Repeatedly, our research results have clearly indicated that the Great Recession of 2008 was unlike recessions before it. In the past, people expected the economy to recover after a recession. After the Great Recession, Canadians saw the world as infinitely more uncertain, complex and risky, and became convinced that this new world order was here to stay.

It is in this context that we need to interpret this fantasy of civil disobedience. People have the impression that they are facing an increasingly difficult world and that society simply isn't there for them. Hence, for them, the social contract is broken.

Feeling excluded

When we analyze the personal values and mentalities of these potential lawbreakers, what motivates this kind of attitude becomes even clearer.

Fundamentally, these people feel excluded from society. They are unable to find a place, goals or meaning there. They feel powerless, as if they have no control over their lives. They feel left behind, that no one gives a damn about them. Therefore, if society has abandoned them, why should they fulfill their societal obligations? More proof of a broken social contract.

They are also very cynical about the establishment, the business and political elites. They think everyone is lying to them. They trust no one. They are very pessimistic about today's world. The youngest have a jaundiced impression of the world left to them by earlier generations. In this kind of environment, disobedience becomes a legitimate way to adapt to today's society.


A social project

I can almost hear my marketing colleagues concluding that the answer is more rebellious, irreverent and politically incorrect brand marketing platforms. Indeed, for certain target groups, such a strategy when properly executed will definitely pay off.

But the issue here goes beyond marketing opportunities. Our findings indicate the way that our society and our governments have been "managing" this exclusion. To curb it, our institutions and companies, via their social engagement, need to put their resources into programs that promote inclusivity, mutual aid and social integration.

The Ontario government is launching a pilot project in a few municipalities that will provide a basic minimum income to try supporting vulnerable workers and giving people the security and opportunity they need to achieve their potential. This could help them retrain or go back to school. Other similar initiatives should be put in place to halt the rise in fantasies of civil disobedience-and even stop them from becoming reality!

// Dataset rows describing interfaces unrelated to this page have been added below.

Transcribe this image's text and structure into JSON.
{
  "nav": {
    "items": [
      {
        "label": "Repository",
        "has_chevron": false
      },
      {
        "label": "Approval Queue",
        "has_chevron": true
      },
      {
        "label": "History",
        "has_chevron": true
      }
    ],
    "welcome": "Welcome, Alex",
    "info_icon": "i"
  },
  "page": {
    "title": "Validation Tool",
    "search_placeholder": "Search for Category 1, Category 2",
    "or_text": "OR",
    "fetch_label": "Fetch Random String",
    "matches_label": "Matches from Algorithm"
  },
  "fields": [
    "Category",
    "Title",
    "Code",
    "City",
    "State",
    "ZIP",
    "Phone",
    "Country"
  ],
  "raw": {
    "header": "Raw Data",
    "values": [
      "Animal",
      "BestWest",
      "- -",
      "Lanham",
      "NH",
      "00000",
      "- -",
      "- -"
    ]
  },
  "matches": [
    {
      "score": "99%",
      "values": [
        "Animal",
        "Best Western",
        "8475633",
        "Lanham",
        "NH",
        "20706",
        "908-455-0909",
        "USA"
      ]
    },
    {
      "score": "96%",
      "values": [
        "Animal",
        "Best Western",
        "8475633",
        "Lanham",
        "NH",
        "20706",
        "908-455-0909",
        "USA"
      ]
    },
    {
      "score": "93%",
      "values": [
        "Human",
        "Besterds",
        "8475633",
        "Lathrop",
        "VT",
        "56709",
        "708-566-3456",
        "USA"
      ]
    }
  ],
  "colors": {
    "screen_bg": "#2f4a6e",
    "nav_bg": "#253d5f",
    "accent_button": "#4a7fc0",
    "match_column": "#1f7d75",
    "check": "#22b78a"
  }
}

The Talented Mr. Robot: The Impact of Automation on Canada's Workforce, a recent report by the Brookfield Institute at Toronto's Ryerson University, concludes that nearly 42% of the Canadian labour force is at high risk of being affected by automation in the next 10-20 years!

If this scenario materializes, even minimally, we, as a society, will need a lot of creativity to fight the exclusion and civil disobedience it could engender (though, we hope, not anything as extreme as the world of "Mad Max"!).

Richard Wagner's Siegfried

Viewed from a more philosophical perspective, all eras undergo movements of civil disobedience. Youth tend to be critical of the preceding generation's regime and want to be rid of it, to take their rightful place. In their analyses of primitive societies, anthropologists talk about "symbolic castration," symbolic patricide-the father being the author of the laws and rules.

This is precisely the theme of the third act of Siegfried, the third opera in Wagner's four-part Ring cycle (The Ring of the Nibelung). Siegfried meets his grandfather, Wotan, the supreme god, who carries a spear engraved with the laws and rules governing the world. Wotan protects access to his daughter (Siegfried's aunt), who sleeps within a ring of fire. Siegfried breaks the spear, defeats Wotan (castration) and makes off with his aunt! When Wagner created this work in 1876, Freud's psychoanalytical texts had yet to be written!

The extract here is the overture to the third act, a magnificent orchestral foreshadowing of the drama to come (the castration, the aunt, everything!).

Wagner: Der Ring des Nibelungen - Complete Ring Cycle (James Levine, Metropolitan Opera), Siegfried Jerusalem, Hildegard Behrens, James Morris, Brian Large (Director), Deutsche Grammophon, New York, 2002.